Stay with us for more on that. In the meantime, "Black Panther" shattering expectations and records, raking in nearly $202 million at theaters this weekend. That's the fifth biggest opening of all time in Marvel's first ever film with an African-American director, expected to bring in an even bigger haul over the four-day Presidents weekend.

CNN Money reporter Frank Pallotta joins me now.

Frank, this is supposed to be a very good movie, it turns out.

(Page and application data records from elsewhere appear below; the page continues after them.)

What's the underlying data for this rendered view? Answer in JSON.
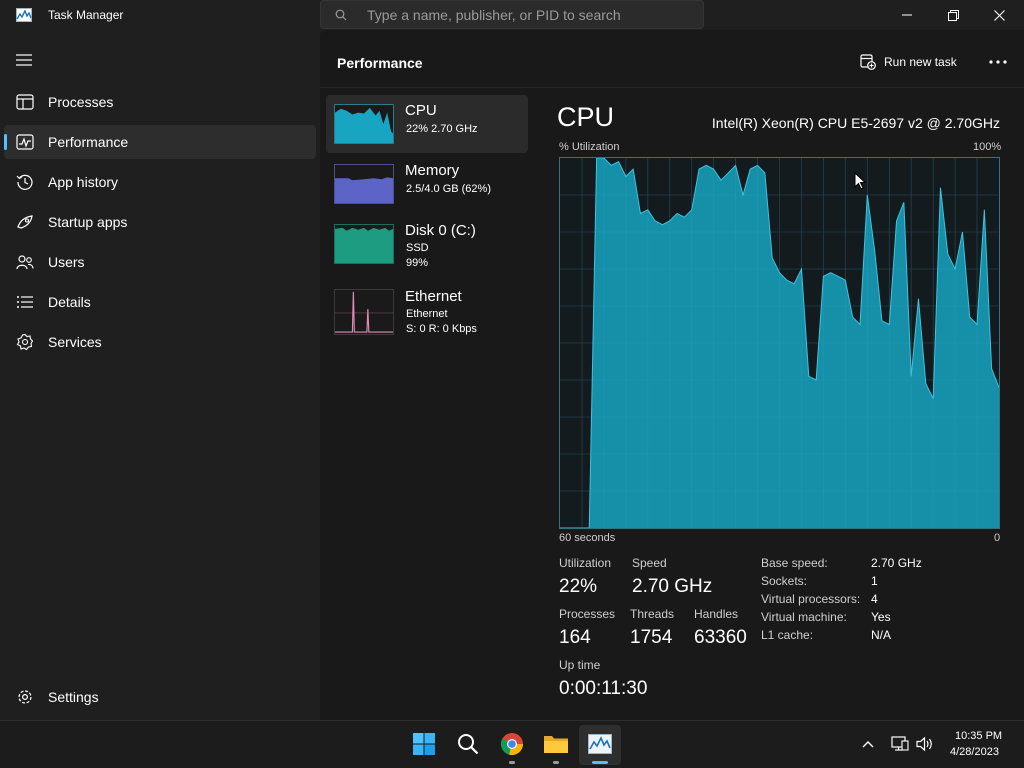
{
  "window": {
    "title": "Task Manager",
    "search_placeholder": "Type a name, publisher, or PID to search"
  },
  "colors": {
    "accent": "#4cc2ff",
    "cpu": "#17a5c2",
    "memory": "#5d64c8",
    "disk": "#1d9c82",
    "ethernet": "#e28ab6"
  },
  "nav": {
    "items": [
      {
        "label": "Processes",
        "icon": "processes-icon"
      },
      {
        "label": "Performance",
        "icon": "performance-icon"
      },
      {
        "label": "App history",
        "icon": "app-history-icon"
      },
      {
        "label": "Startup apps",
        "icon": "startup-apps-icon"
      },
      {
        "label": "Users",
        "icon": "users-icon"
      },
      {
        "label": "Details",
        "icon": "details-icon"
      },
      {
        "label": "Services",
        "icon": "services-icon"
      }
    ],
    "settings": "Settings"
  },
  "header": {
    "title": "Performance",
    "run_new_task": "Run new task"
  },
  "devices": [
    {
      "name": "CPU",
      "line1": "22%  2.70 GHz",
      "line2": ""
    },
    {
      "name": "Memory",
      "line1": "2.5/4.0 GB (62%)",
      "line2": ""
    },
    {
      "name": "Disk 0 (C:)",
      "line1": "SSD",
      "line2": "99%"
    },
    {
      "name": "Ethernet",
      "line1": "Ethernet",
      "line2": "S: 0  R: 0 Kbps"
    }
  ],
  "detail": {
    "title": "CPU",
    "model": "Intel(R) Xeon(R) CPU E5-2697 v2 @ 2.70GHz",
    "util_label": "% Utilization",
    "max_label": "100%",
    "time_span": "60 seconds",
    "time_end": "0",
    "stats": {
      "utilization_label": "Utilization",
      "utilization": "22%",
      "speed_label": "Speed",
      "speed": "2.70 GHz",
      "processes_label": "Processes",
      "processes": "164",
      "threads_label": "Threads",
      "threads": "1754",
      "handles_label": "Handles",
      "handles": "63360",
      "uptime_label": "Up time",
      "uptime": "0:00:11:30"
    },
    "info": [
      {
        "k": "Base speed:",
        "v": "2.70 GHz"
      },
      {
        "k": "Sockets:",
        "v": "1"
      },
      {
        "k": "Virtual processors:",
        "v": "4"
      },
      {
        "k": "Virtual machine:",
        "v": "Yes"
      },
      {
        "k": "L1 cache:",
        "v": "N/A"
      }
    ]
  },
  "chart_data": {
    "type": "area",
    "ylim": [
      0,
      100
    ],
    "x": [
      60,
      59,
      58,
      57,
      56,
      55,
      54,
      53,
      52,
      51,
      50,
      49,
      48,
      47,
      46,
      45,
      44,
      43,
      42,
      41,
      40,
      39,
      38,
      37,
      36,
      35,
      34,
      33,
      32,
      31,
      30,
      29,
      28,
      27,
      26,
      25,
      24,
      23,
      22,
      21,
      20,
      19,
      18,
      17,
      16,
      15,
      14,
      13,
      12,
      11,
      10,
      9,
      8,
      7,
      6,
      5,
      4,
      3,
      2,
      1,
      0
    ],
    "values": [
      0,
      0,
      0,
      0,
      0,
      100,
      100,
      98,
      99,
      95,
      97,
      85,
      86,
      83,
      82,
      83,
      85,
      84,
      86,
      97,
      98,
      97,
      94,
      96,
      98,
      90,
      97,
      98,
      96,
      73,
      69,
      67,
      66,
      70,
      41,
      40,
      68,
      69,
      68,
      67,
      57,
      55,
      90,
      75,
      56,
      55,
      83,
      88,
      41,
      62,
      39,
      35,
      92,
      74,
      70,
      80,
      57,
      55,
      86,
      43,
      38
    ]
  },
  "taskbar": {
    "icons": [
      "windows-start-icon",
      "search-icon",
      "chrome-icon",
      "file-explorer-icon",
      "task-manager-icon"
    ],
    "time": "10:35 PM",
    "date": "4/28/2023"
  }
}
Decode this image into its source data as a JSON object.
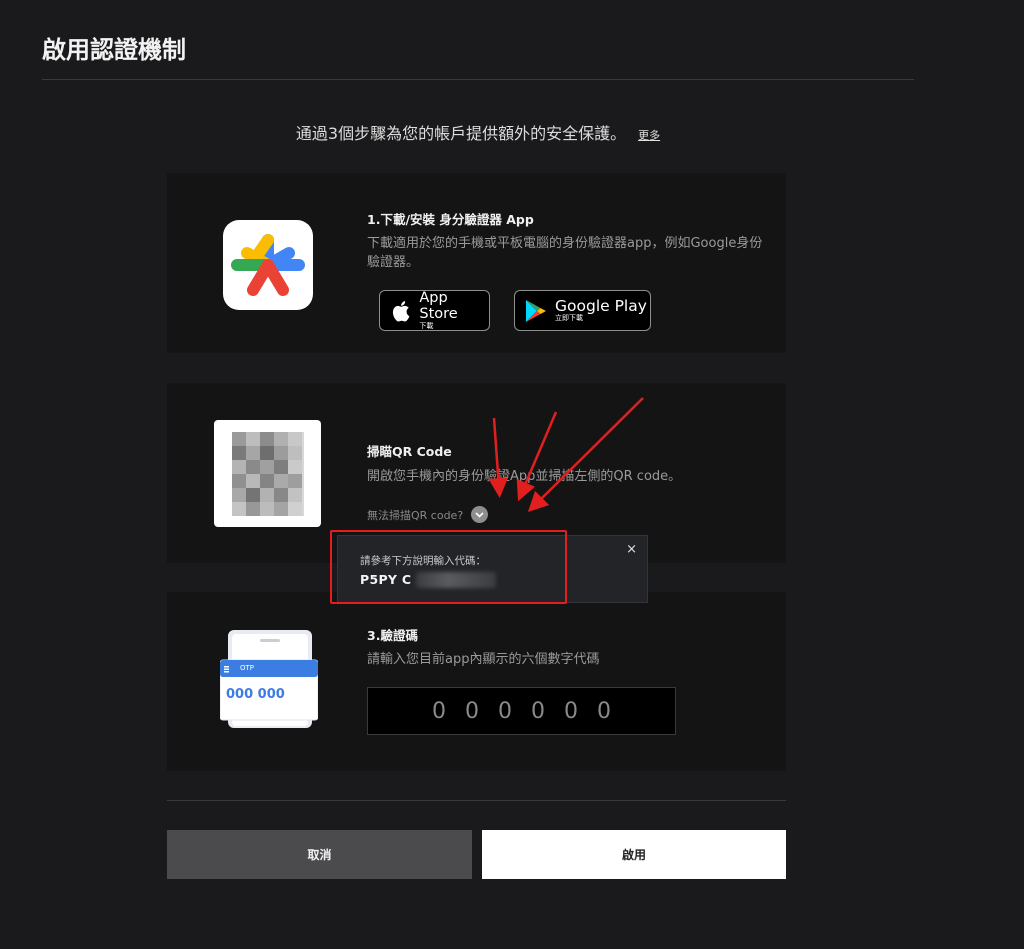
{
  "page": {
    "title": "啟用認證機制",
    "intro": "通過3個步驟為您的帳戶提供額外的安全保護。",
    "more_link": "更多"
  },
  "step1": {
    "title": "1.下載/安裝 身分驗證器 App",
    "description": "下載適用於您的手機或平板電腦的身份驗證器app，例如Google身份驗證器。",
    "app_store": {
      "label": "App Store",
      "sub": "下載"
    },
    "google_play": {
      "label": "Google Play",
      "sub": "立即下載"
    }
  },
  "step2": {
    "title": "掃瞄QR Code",
    "description": "開啟您手機內的身份驗證App並掃描左側的QR code。",
    "cant_scan": "無法掃描QR code?",
    "popup": {
      "label": "請參考下方說明輸入代碼：",
      "code_visible": "P5PY C",
      "close": "×"
    }
  },
  "step3": {
    "title": "3.驗證碼",
    "description": "請輸入您目前app內顯示的六個數字代碼",
    "otp_illustration": {
      "tag": "OTP",
      "digits": "000 000"
    },
    "otp_placeholder_digits": [
      "0",
      "0",
      "0",
      "0",
      "0",
      "0"
    ]
  },
  "actions": {
    "cancel": "取消",
    "enable": "啟用"
  },
  "colors": {
    "background": "#1a1a1c",
    "card": "#141415",
    "highlight": "#e11f1f",
    "otp_blue": "#3b7de0"
  }
}
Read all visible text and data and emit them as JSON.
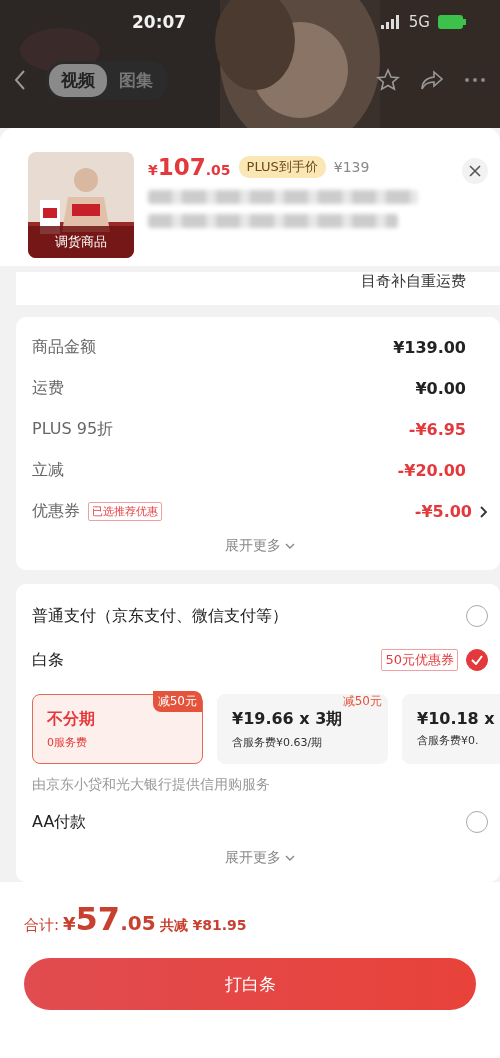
{
  "status_bar": {
    "time": "20:07",
    "network": "5G"
  },
  "header": {
    "tabs": [
      {
        "label": "视频",
        "selected": true
      },
      {
        "label": "图集",
        "selected": false
      }
    ]
  },
  "product": {
    "thumbnail_label": "调货商品",
    "price_symbol": "¥",
    "price_int": "107",
    "price_dec": ".05",
    "plus_badge": "PLUS到手价",
    "original_price": "¥139"
  },
  "shipping_note": "目奇补自重运费",
  "summary": {
    "rows": [
      {
        "label": "商品金额",
        "value": "¥139.00",
        "kind": "normal"
      },
      {
        "label": "运费",
        "value": "¥0.00",
        "kind": "normal"
      },
      {
        "label": "PLUS 95折",
        "value": "-¥6.95",
        "kind": "discount"
      },
      {
        "label": "立减",
        "value": "-¥20.00",
        "kind": "discount"
      },
      {
        "label": "优惠券",
        "tag": "已选推荐优惠",
        "value": "-¥5.00",
        "kind": "discount",
        "link": true
      }
    ],
    "expand": "展开更多"
  },
  "payment": {
    "methods": [
      {
        "label": "普通支付（京东支付、微信支付等）",
        "selected": false
      },
      {
        "label": "白条",
        "tag": "50元优惠券",
        "selected": true,
        "installments": [
          {
            "title": "不分期",
            "subtitle": "0服务费",
            "badge": "减50元",
            "selected": true
          },
          {
            "title": "¥19.66 x 3期",
            "subtitle": "含服务费¥0.63/期",
            "badge": "减50元",
            "selected": false
          },
          {
            "title": "¥10.18 x",
            "subtitle": "含服务费¥0.",
            "selected": false
          }
        ],
        "note": "由京东小贷和光大银行提供信用购服务"
      },
      {
        "label": "AA付款",
        "selected": false
      }
    ],
    "expand": "展开更多"
  },
  "footer": {
    "total_label": "合计:",
    "total_symbol": "¥",
    "total_int": "57",
    "total_dec": ".05",
    "saved": "共减 ¥81.95",
    "button": "打白条"
  }
}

FRANK PALLOTTA, CNN MONEY CORRESPONDENT: It's -- it got a 97 percent score on Rotten Tomatoes. That is one of the best scores for a superhero film ever. But where this is really raking in is in terms of money. We're seeing unlimited amount of money being come in from this movie. You said it's the fifth biggest movie of all time. It's the second biggest movie for Marvel which has made more than $13 billion in its run.

BERMAN: "Avengers" first?

PALLOTTA: "Avengers" is number one, which says a lot about this movie.

BERMAN: Right.

PALLOTTA: It has every single Marvel superhero you can think of. "Black Panther" is the story about Black Panther, which is a very kind of, at a point, a B list hero from much of its run compared to, say, Captain America, Iron Man. But what this is really big is it's the biggest -- it's the biggest opening for an African-American director by nearly $104 million. That's how big of a movie this is.

BERMAN: Phenomenal cast.

PALLOTTA: Phenomenal. You have Chadwick Bozeman, you have Michael B. Jordan who a lot of people are saying is one of the best Marvel villains they've ever had or one of the best villains in film in a very long time. It's just bringing in all of these types of just different types of feeling and emotions for this movie.

[10:55:07] BERMAN: Is this something that Marvel will try to use an example going forward?

PALLOTTA: I think it won't just be Marvel. I think this will be Hollywood going forward. The myth that predominantly black casts and an African-American director cannot bring in money, that myth has been shattered and it's gone now forever.

BERMAN: Shattered big time. Going this afternoon. Cannot wait.

PALLOTTA: You're going to love it. It's a really good time.

BERMAN: Frank Pallotta, thanks so much for being with us. Appreciate it.

President Trump taking on the FBI, his National Security adviser, Democrats, and now even Oprah. We're following all of this. Stay with us.